Attorney for plaintiffs: Justin W. Leary, Esq. Sharon, Leary & DeTroy P O Box 3130 Auburn, ME 04212 Attorney for defendant: Martha C. Gaythwaite, Esq. Friedman & Babcock P O Box 4726 Portland, ME 04112 (for Chauncy Crafts) John C. Hunt, Esq. Department of Transportation 16 State House Station Augusta, ME 04333-0016

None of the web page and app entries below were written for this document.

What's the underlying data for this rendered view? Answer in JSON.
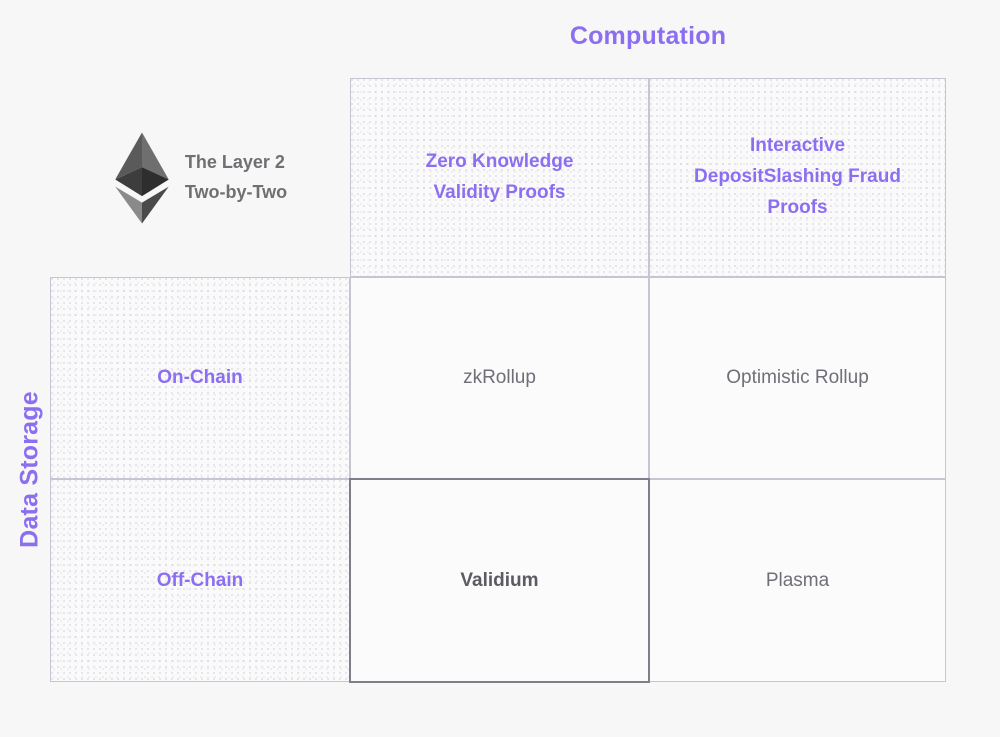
{
  "axes": {
    "column_axis_label": "Computation",
    "row_axis_label": "Data Storage"
  },
  "brand": {
    "logo_icon": "ethereum-logo",
    "title_line_1": "The Layer 2",
    "title_line_2": "Two-by-Two"
  },
  "colors": {
    "accent_purple": "#8c6ff0",
    "body_gray": "#6f6f78",
    "emphasis_gray": "#5b5b63",
    "border_light": "#c7c5d2",
    "border_highlight": "#807f89",
    "page_background": "#f7f7f7"
  },
  "matrix": {
    "column_headers": [
      {
        "line_1": "Zero Knowledge",
        "line_2": "Validity Proofs",
        "line_3": ""
      },
      {
        "line_1": "Interactive",
        "line_2": "DepositSlashing Fraud",
        "line_3": "Proofs"
      }
    ],
    "row_headers": [
      {
        "label": "On-Chain"
      },
      {
        "label": "Off-Chain"
      }
    ],
    "cells": [
      {
        "label": "zkRollup",
        "highlighted": false
      },
      {
        "label": "Optimistic Rollup",
        "highlighted": false
      },
      {
        "label": "Validium",
        "highlighted": true
      },
      {
        "label": "Plasma",
        "highlighted": false
      }
    ]
  }
}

FOOTNOTES******************************** {1} The award concludes that the Department was liable to McKeen in the amount of $19,500 but that the sum would be set off by the $95,791 that McKeen owed the Department. The arbitrators noted in their award that they should not consider the Department's counterclaim "except to the extent that the claim offsets the damages of McKeen." {2} See 14 M.R.S.A. § 5937 (1980) (court must confirm award unless grounds are urged for vacating, modifying, or correcting it). {3} Rule 60(b)(3) provides relief from judgment for "fraud (whether heretofore denominated intrinsic or extrinsic), misrepresentation, or other misconduct of an adverse party[.]" {4} Additionally, when the arbitration award was granted, McKeen should have moved pursuant to M.R. Civ. P. 15(a) to amend its answer to the Department's counterclaim to add the affirmative defense of res judicata. It did not, and therefore, McKeen has failed to preserve this defense. M.R. Civ. P. 8(c). {5} 1 Following extensive litigation by the Department in opposition to the court's order, the court (Alexander, J.) on June 26, 1991, issued its order awarding to McKeen $23,000 for its costs and attorney fees to be paid by the Department pursuant to the court's order of March 1, 1991. The amount, together with interest was paid by the Department on March 16, 1992, following the issuance of a writ of execution.